• **Data records**:
- - - - -

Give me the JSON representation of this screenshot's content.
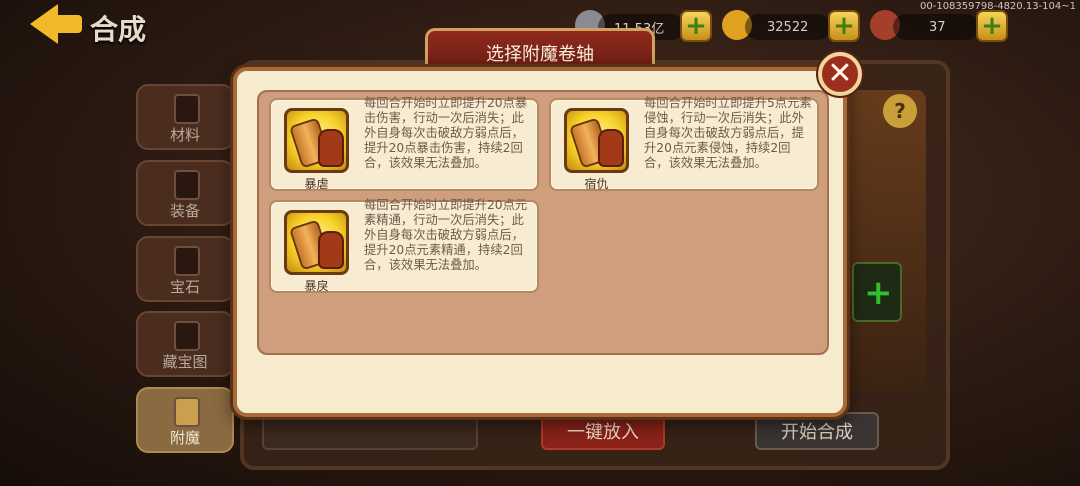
{
  "top_bar": {
    "title": "合成",
    "resources": [
      {
        "icon": "coin-icon",
        "value": "11.53亿"
      },
      {
        "icon": "gold-ingot-icon",
        "value": "32522"
      },
      {
        "icon": "meat-stamina-icon",
        "value": "37"
      }
    ],
    "debug_id": "00-108359798-4820.13-104~1"
  },
  "sidebar": {
    "items": [
      {
        "label": "材料",
        "active": false
      },
      {
        "label": "装备",
        "active": false
      },
      {
        "label": "宝石",
        "active": false
      },
      {
        "label": "藏宝图",
        "active": false
      },
      {
        "label": "附魔",
        "active": true
      }
    ]
  },
  "bottom": {
    "one_click_label": "一键放入",
    "start_label": "开始合成"
  },
  "modal": {
    "title": "选择附魔卷轴",
    "scrolls": [
      {
        "name": "暴虐",
        "description": "每回合开始时立即提升20点暴击伤害，行动一次后消失；此外自身每次击破敌方弱点后，提升20点暴击伤害，持续2回合，该效果无法叠加。"
      },
      {
        "name": "宿仇",
        "description": "每回合开始时立即提升5点元素侵蚀，行动一次后消失；此外自身每次击破敌方弱点后，提升20点元素侵蚀，持续2回合，该效果无法叠加。"
      },
      {
        "name": "暴戾",
        "description": "每回合开始时立即提升20点元素精通，行动一次后消失；此外自身每次击破敌方弱点后，提升20点元素精通，持续2回合，该效果无法叠加。"
      }
    ]
  },
  "colors": {
    "modal_bg": "#f6ebcc",
    "modal_inner": "#cf9e7d",
    "header_red": "#8e2a1c",
    "accent_gold": "#f2b92a"
  }
}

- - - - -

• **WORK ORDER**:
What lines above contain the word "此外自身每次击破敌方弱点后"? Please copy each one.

• **ANSWER TO THE PROBLEM**:
        "description": "每回合开始时立即提升20点暴击伤害，行动一次后消失；此外自身每次击破敌方弱点后，提升20点暴击伤害，持续2回合，该效果无法叠加。"
        "description": "每回合开始时立即提升5点元素侵蚀，行动一次后消失；此外自身每次击破敌方弱点后，提升20点元素侵蚀，持续2回合，该效果无法叠加。"
        "description": "每回合开始时立即提升20点元素精通，行动一次后消失；此外自身每次击破敌方弱点后，提升20点元素精通，持续2回合，该效果无法叠加。"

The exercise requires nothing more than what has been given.